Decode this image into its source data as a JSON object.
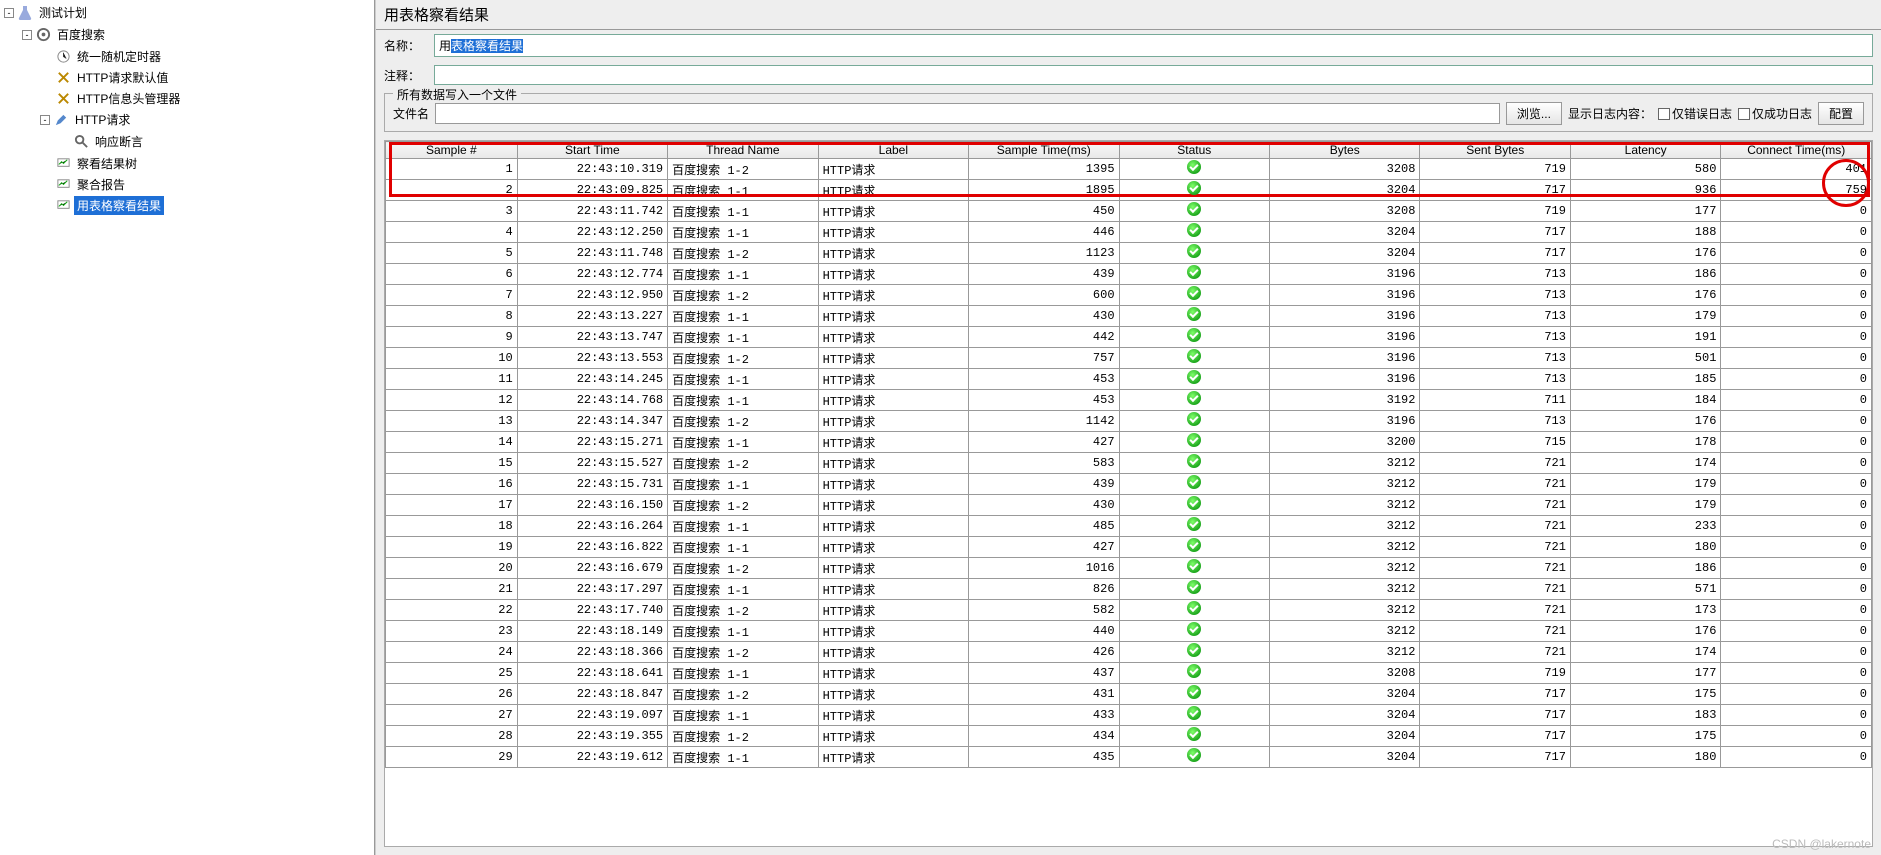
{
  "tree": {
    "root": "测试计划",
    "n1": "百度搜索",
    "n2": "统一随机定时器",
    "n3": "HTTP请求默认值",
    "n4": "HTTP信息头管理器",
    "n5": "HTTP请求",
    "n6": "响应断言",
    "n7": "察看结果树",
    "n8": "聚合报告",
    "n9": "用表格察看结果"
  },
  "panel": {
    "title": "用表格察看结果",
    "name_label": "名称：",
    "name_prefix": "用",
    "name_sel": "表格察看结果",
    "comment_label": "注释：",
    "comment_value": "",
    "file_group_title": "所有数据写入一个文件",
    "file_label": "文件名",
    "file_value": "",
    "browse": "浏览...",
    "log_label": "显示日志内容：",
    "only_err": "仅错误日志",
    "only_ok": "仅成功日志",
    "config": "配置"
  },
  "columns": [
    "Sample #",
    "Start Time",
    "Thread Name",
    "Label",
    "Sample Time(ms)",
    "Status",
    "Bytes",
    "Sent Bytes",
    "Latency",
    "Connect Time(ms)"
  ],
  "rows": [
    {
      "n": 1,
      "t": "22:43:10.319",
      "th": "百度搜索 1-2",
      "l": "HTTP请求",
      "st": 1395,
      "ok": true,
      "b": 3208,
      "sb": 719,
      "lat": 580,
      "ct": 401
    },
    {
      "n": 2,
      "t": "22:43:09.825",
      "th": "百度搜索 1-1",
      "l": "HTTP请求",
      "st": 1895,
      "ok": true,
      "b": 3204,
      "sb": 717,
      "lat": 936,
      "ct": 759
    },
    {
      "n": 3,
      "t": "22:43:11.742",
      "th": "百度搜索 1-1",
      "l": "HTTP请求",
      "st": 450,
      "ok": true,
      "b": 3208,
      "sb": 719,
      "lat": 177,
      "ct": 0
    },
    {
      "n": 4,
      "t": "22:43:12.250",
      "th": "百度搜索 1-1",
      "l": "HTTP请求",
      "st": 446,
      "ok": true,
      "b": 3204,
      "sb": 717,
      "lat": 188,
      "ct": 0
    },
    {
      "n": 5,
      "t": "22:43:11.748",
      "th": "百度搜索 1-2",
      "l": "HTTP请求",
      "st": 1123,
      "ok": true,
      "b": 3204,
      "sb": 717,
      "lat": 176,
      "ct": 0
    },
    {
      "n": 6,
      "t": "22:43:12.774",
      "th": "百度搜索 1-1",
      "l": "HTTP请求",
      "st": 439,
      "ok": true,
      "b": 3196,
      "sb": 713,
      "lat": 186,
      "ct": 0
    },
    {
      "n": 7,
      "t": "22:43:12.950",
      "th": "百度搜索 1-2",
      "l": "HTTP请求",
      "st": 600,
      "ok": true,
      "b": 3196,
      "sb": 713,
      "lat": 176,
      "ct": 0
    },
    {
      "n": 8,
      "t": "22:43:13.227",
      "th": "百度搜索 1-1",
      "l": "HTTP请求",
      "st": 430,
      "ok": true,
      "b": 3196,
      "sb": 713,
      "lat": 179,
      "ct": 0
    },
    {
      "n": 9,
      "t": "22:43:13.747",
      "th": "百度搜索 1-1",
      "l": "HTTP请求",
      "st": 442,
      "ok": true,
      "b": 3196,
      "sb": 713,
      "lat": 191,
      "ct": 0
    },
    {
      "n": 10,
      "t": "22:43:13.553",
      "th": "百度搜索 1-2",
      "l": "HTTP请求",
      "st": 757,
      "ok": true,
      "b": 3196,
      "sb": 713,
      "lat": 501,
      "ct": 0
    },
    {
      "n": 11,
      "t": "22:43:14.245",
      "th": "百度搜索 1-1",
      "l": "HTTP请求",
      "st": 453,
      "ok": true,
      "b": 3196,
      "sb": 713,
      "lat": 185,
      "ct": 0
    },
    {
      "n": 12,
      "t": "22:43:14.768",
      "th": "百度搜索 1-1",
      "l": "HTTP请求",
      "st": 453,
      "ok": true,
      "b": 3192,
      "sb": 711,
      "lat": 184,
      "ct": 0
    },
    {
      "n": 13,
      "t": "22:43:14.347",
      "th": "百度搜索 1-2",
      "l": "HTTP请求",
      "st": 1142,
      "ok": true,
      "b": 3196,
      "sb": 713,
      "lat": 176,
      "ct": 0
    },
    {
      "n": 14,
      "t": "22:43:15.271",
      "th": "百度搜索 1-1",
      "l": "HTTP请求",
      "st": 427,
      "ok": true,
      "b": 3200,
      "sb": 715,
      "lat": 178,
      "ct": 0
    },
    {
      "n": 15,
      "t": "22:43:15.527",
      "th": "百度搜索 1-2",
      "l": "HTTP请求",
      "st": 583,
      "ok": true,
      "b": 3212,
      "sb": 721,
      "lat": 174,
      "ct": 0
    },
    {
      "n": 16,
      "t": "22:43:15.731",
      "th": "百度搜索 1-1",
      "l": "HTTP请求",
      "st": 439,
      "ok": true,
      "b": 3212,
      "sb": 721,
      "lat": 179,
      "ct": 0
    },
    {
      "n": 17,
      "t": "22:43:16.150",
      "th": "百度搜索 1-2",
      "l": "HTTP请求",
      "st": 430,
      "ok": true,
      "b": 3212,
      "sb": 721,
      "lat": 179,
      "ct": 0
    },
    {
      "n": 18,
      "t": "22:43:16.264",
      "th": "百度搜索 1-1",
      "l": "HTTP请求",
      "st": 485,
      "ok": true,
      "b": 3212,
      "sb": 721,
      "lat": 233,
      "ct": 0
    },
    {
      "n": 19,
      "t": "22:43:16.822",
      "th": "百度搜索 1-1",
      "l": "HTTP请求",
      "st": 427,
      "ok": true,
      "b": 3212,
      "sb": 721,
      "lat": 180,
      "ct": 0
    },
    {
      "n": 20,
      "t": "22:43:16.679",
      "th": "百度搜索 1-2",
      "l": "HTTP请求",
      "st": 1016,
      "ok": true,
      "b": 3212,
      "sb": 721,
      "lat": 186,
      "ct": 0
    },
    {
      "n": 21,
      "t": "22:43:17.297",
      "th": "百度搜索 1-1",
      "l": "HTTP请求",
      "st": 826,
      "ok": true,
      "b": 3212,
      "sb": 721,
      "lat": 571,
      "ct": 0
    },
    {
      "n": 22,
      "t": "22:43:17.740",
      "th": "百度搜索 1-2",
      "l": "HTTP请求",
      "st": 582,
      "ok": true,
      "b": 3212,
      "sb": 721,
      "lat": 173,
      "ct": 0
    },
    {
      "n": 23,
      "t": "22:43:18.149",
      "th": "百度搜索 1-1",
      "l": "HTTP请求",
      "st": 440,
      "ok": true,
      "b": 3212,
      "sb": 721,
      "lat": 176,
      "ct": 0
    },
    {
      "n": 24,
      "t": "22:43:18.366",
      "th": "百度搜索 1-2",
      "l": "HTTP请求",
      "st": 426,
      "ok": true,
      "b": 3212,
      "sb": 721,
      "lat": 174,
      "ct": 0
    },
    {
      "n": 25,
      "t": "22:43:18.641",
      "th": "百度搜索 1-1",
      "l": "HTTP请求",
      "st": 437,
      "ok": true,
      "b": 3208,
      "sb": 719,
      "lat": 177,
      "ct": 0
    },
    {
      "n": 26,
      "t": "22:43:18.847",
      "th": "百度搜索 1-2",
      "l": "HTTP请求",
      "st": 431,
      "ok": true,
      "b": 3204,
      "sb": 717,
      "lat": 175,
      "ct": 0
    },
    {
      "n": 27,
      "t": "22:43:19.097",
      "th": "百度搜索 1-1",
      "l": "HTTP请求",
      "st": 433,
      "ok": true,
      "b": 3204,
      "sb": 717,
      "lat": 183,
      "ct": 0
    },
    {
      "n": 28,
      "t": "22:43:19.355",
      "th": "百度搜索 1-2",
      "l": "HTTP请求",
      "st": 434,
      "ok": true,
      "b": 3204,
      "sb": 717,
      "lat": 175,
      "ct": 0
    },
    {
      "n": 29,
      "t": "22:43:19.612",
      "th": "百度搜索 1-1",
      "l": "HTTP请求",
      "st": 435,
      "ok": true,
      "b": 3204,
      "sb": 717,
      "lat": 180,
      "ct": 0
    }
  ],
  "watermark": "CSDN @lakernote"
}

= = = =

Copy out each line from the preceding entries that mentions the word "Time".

    "Start Time",
    "Sample Time(ms)",
    "Connect Time(ms)"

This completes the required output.